ments. One holds that public safety is best served by
limiting the number of people with access to lethal
force. The other connects gun ownership to a tradi-
tion of American individualism, arguing that the right
to own guns should be protected. These ideas are not
mutually exclusive - anyone who believes it's ok for
private citizens to own hunting rifles but not machine
guns has found a middle ground. Unfortunately, over
the past few years, highly-vocal extremists have man-
aged to confuse many Americans into thinking that
responsible gun laws are attacks on the freedom to
bear firearms.
There are many different kinds of guns. A sensible
debate about guns must begin with that. I first learned
to shoot with small rifles and shotguns that had to be
reloaded after each shot. Jared Loughner, the Arizona
man accused of killing six people and wounding Unit-
ed States Rep. Gabriel Giffords, used a totally different
weapon. His gun, the Glock 19, is small - seven inches
long and five inches tall - and can easily be concealed
under clothing. Loaded, it weighs two pounds - not
much more than a Nerf pistol. The Glock is a.semiau-
tomatic weapon, meaning that it shoots as fast as you
can pull the trigger. Recent changes to federal firearms
laws allow gun owners to purchase ammunition clips
with huge capacities - Loughner's Glock was loaded
with 33 rounds. The FBI estimates that a novice shoot-
er with such a weapon can fire three shots in less than
one second - or 20 shots in about six seconds.
Four years ago, Seung-Hui Cho used a Glock 19 to
kill 33 people and wound 25 others at Virgina Tech.
It's shocking that the same weapon was available for
Loughner to buy. It's a sign of a deeply flawed set of
gun laws that after two of the grisliest spectacles of
mass violence in the U.S., the weapon used to commit
them is still available in stores. Glock sales actually
increased in the days after the Giffords shooting.
Consider the implications of letting people purchase
- at Wal-Mart - weapons capable of spraying dozens

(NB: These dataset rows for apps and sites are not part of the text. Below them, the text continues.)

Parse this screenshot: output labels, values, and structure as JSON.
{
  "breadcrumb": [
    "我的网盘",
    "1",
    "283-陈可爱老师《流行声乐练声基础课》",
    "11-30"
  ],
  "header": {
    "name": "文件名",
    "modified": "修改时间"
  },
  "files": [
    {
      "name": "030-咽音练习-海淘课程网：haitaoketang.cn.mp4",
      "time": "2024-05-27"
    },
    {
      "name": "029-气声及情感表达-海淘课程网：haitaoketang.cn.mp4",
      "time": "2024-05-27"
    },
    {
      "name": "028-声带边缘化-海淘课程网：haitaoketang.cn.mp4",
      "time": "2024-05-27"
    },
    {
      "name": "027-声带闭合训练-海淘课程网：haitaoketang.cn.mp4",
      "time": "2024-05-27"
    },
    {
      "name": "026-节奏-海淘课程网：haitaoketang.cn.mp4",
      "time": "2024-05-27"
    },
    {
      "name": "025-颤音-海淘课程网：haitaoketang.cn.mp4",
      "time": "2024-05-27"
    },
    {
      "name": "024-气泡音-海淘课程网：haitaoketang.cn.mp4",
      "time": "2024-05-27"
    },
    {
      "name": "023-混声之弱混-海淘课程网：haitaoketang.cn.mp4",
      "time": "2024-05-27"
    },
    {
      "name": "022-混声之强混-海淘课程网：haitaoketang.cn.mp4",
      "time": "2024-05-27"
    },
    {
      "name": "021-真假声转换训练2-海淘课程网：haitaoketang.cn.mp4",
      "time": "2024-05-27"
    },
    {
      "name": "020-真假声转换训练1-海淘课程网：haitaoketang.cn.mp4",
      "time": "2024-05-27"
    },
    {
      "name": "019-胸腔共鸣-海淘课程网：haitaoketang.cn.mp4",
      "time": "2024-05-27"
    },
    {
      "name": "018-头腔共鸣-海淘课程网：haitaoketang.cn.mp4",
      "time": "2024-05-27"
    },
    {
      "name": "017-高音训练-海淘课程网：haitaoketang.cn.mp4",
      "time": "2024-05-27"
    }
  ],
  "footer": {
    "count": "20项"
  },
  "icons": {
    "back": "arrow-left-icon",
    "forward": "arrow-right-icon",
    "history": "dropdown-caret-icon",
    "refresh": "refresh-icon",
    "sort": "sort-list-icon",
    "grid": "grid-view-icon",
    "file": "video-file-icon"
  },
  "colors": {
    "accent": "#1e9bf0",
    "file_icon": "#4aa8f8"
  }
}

of bullets in a few seconds. Are we more or less safe
when, for $460, almost anyone can legally buya quick-
firing, concealable weapon loaded with dozens of bul-
The presence of semiautomatic pistols with extend-
ed animunition clips on the streets does not make you,
me or society as a whole any safer. In fact, it puts us
in danger. The New York Police Department, the U.S.
Border Patrol and thousands of other law enforcement
agencies arm their officers with Glocks. When almost
anyone can carry the same weapons as the police, the
police are in danger of being outgunned every time
they respond to a call.
Many believe that handguns are an important form
of personal protection. For this reason, we must dis-
tinguish between different kinds of guns. In the hands
of a responsible owner, a small revolver with six bul-
lets is enough to stop almost any crime. In the hands
of a criminal, this kind of weapon is far less dangerous
than a Glock. Common-sense restrictions on weapons
like the Glock won't keep law-abiding citizens from
defending themselves.
Some have suggested that an armed citizen can stop
a lone gunman before he does serious harm. There
was one such person at the Safeway where Loughner's
attack took place - this citizen nearly shot the man
who had wrestled away Loughner's gun.
Most incidents of mass murder in the U.S. involve
handguns. Right now, handgun laws make it possible
for almost anyone who hasn't been convicted of a
felony to buy easy-to-hide handguns that can quickly
take dozens of lives. The question of whether Ameri-
cans should be allowed to buy Glocks - or guns like
them - is very different from the question of whether
Americans should have guns. All guns are dangerous,
but only some pose a threat to society. The shootings
in Tuscan, Ariz. and at Virginia Tech prove that semi-
automatic pistols like the Glock are too dangerous to
be sold to private citizens. Responsible gun owners
should recognize that danger and join with others to
change weak laws that have cost hundreds of people
their lives.




. '-1W

Seth Soderborg is an LSA junior.

Readers are encouraged to submit letters to the editor. Letters should be fewer than 300
words and must include the writer's full name and University affiliation. We do not print anonymous
letters. Send letters to tothedaily@michigandaily.com



Back to Top

© 2022 Regents of the University of Michigan